TASK TO COMPLETE: Keep only the lines of the material below that contain the word "avatar". Copy those lines.
▶
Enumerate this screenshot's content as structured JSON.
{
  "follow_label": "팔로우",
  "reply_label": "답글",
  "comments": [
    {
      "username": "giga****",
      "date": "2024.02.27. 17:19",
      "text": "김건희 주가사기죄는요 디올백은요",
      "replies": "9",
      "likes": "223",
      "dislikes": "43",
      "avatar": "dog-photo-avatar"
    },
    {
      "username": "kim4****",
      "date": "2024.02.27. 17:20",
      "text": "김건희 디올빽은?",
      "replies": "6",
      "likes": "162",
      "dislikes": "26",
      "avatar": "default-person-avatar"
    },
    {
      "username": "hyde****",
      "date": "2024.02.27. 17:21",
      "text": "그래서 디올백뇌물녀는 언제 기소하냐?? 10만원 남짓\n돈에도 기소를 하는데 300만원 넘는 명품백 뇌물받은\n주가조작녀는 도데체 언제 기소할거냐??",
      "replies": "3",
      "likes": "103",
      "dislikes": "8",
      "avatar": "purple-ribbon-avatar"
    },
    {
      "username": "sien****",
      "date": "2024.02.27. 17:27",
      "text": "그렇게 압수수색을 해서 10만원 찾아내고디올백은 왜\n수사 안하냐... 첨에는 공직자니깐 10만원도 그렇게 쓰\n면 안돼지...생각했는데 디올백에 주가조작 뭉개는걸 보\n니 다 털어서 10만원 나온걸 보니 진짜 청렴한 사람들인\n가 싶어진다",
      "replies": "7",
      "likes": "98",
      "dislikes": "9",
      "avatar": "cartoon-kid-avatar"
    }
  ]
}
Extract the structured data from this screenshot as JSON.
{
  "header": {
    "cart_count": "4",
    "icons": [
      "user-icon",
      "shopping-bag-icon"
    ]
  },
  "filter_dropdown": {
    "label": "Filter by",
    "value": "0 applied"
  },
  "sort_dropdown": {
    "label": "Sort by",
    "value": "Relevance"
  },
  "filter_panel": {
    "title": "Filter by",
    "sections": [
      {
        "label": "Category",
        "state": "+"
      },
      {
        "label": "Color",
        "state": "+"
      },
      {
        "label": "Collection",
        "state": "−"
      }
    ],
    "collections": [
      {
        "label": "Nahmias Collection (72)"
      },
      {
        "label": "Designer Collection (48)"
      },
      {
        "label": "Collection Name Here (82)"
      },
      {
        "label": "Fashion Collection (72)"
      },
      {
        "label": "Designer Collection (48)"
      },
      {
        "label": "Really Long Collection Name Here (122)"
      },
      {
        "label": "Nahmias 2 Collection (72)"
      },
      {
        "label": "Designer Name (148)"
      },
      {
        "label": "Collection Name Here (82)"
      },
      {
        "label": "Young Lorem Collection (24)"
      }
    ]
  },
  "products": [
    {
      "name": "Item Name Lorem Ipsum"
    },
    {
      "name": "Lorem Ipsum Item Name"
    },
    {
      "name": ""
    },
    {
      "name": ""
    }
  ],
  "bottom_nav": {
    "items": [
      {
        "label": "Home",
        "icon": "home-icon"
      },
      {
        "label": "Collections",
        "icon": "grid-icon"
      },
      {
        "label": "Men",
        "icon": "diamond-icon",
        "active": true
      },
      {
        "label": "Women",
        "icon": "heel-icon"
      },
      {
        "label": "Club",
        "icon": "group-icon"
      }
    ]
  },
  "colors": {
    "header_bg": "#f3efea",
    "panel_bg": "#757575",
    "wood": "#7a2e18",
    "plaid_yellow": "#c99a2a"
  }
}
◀
RESPONSE TO THE TASK:
      "avatar": "dog-photo-avatar"
      "avatar": "default-person-avatar"
      "avatar": "purple-ribbon-avatar"
      "avatar": "cartoon-kid-avatar"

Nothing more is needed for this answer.